Extracted entries:
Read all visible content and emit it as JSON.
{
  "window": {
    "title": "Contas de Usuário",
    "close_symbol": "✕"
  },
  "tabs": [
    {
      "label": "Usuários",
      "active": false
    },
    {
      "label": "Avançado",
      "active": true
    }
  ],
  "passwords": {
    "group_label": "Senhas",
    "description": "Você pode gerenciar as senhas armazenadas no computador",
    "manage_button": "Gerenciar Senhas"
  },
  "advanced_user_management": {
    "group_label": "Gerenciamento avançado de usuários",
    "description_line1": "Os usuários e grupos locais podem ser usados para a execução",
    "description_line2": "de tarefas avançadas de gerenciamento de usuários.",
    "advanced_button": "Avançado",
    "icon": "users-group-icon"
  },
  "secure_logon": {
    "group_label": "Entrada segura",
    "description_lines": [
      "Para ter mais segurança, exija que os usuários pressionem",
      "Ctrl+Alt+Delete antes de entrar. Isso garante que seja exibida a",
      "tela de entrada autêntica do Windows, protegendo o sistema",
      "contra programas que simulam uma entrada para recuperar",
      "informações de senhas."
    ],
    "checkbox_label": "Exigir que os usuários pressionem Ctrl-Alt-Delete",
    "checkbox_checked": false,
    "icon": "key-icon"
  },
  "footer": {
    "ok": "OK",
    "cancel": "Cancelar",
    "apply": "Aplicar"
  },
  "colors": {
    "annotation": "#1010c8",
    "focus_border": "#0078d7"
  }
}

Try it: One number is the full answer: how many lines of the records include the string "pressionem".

Answer space: 2